Start of Block

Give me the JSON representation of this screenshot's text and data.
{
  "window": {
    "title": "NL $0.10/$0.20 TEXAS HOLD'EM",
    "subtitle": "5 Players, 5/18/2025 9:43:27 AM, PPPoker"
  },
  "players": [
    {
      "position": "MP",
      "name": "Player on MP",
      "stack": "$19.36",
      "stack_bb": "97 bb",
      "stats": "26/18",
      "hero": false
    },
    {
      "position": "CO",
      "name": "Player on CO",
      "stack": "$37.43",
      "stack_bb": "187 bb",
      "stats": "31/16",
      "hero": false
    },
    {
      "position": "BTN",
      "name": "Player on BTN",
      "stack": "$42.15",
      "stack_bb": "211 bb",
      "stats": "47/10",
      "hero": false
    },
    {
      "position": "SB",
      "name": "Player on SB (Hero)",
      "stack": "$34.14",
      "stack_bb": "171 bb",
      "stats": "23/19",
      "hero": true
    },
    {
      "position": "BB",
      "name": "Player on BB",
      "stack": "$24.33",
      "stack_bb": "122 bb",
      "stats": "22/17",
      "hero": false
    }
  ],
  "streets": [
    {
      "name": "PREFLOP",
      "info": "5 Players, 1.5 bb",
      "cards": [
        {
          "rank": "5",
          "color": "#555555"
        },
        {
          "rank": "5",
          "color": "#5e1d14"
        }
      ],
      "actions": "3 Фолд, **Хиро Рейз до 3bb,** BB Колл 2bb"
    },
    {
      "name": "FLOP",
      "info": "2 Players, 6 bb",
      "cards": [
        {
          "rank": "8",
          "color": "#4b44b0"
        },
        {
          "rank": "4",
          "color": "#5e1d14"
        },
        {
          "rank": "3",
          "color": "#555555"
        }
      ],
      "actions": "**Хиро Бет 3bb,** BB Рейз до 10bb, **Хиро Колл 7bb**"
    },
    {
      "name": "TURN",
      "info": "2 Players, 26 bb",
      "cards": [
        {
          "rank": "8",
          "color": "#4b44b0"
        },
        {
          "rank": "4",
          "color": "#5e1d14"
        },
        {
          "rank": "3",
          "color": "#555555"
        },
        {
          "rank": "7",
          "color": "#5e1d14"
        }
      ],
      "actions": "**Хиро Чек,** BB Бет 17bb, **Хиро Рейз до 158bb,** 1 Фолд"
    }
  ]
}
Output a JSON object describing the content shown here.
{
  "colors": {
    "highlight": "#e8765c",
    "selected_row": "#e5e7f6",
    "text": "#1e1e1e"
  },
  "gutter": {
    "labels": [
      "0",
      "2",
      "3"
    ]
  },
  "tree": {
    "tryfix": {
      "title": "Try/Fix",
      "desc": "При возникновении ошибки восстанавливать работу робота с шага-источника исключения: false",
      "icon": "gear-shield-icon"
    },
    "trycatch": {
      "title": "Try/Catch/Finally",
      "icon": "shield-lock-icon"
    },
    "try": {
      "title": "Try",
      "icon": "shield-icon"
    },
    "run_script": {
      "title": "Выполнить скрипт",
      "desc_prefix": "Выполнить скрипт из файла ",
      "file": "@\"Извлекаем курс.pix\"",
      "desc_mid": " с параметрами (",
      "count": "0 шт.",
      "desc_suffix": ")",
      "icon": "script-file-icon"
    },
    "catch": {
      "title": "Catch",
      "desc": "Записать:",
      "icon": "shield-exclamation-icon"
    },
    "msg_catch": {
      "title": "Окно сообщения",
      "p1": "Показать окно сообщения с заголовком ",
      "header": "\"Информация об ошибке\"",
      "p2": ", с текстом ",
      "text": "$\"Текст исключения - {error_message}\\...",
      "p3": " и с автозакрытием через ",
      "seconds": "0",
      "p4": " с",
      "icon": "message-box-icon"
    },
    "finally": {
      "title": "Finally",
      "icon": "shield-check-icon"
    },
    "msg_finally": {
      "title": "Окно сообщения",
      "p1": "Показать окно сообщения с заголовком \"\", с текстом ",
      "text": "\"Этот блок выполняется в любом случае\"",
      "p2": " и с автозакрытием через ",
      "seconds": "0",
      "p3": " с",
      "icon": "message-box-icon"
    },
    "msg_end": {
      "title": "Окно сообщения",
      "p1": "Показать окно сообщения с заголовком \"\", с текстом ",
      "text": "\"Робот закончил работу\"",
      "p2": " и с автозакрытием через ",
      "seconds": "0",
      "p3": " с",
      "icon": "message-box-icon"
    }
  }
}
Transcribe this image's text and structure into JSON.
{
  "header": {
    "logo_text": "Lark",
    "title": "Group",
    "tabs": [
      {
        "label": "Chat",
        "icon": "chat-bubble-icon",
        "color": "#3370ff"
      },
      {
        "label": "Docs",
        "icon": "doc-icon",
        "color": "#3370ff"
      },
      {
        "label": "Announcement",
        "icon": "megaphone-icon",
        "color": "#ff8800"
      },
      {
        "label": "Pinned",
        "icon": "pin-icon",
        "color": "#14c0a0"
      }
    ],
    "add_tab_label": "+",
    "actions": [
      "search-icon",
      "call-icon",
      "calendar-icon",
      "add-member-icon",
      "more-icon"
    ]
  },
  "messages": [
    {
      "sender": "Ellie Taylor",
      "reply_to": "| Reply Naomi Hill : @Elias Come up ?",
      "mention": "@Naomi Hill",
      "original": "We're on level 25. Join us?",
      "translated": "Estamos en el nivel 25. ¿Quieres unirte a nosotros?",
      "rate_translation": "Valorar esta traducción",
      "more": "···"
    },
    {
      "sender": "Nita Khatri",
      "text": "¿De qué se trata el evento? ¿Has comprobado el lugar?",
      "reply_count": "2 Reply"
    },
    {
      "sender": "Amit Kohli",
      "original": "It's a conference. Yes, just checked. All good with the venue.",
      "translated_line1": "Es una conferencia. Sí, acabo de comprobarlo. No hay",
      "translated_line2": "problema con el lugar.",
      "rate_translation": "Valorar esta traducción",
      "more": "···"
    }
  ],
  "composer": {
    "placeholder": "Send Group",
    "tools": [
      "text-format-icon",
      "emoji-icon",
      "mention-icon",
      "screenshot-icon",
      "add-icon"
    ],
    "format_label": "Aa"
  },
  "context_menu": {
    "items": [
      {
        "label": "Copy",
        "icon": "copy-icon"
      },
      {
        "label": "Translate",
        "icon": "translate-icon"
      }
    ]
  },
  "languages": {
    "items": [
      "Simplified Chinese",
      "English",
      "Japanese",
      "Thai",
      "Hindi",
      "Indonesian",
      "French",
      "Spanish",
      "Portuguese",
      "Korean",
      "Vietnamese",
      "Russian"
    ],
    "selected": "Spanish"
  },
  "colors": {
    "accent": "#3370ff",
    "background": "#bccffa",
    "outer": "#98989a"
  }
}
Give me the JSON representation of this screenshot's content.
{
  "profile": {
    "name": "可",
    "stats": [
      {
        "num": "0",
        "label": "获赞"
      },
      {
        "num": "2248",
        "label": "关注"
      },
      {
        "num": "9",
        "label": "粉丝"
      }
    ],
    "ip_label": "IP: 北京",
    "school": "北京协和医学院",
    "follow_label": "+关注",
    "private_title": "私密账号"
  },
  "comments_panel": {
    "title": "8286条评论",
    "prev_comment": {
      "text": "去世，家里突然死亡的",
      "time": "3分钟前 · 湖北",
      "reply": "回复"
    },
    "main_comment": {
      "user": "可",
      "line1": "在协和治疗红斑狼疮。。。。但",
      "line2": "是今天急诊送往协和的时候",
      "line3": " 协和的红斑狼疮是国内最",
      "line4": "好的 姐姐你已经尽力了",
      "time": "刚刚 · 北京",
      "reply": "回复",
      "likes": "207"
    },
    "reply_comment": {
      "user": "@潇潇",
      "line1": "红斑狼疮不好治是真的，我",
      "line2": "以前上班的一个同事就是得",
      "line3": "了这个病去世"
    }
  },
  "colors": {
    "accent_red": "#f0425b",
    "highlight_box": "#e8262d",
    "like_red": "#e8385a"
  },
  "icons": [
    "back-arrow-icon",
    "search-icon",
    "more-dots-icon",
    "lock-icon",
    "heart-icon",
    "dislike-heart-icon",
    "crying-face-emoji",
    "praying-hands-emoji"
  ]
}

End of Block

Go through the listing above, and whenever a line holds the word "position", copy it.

RESPONSE BELOW ->
      "position": "MP",
      "position": "CO",
      "position": "BTN",
      "position": "SB",
      "position": "BB",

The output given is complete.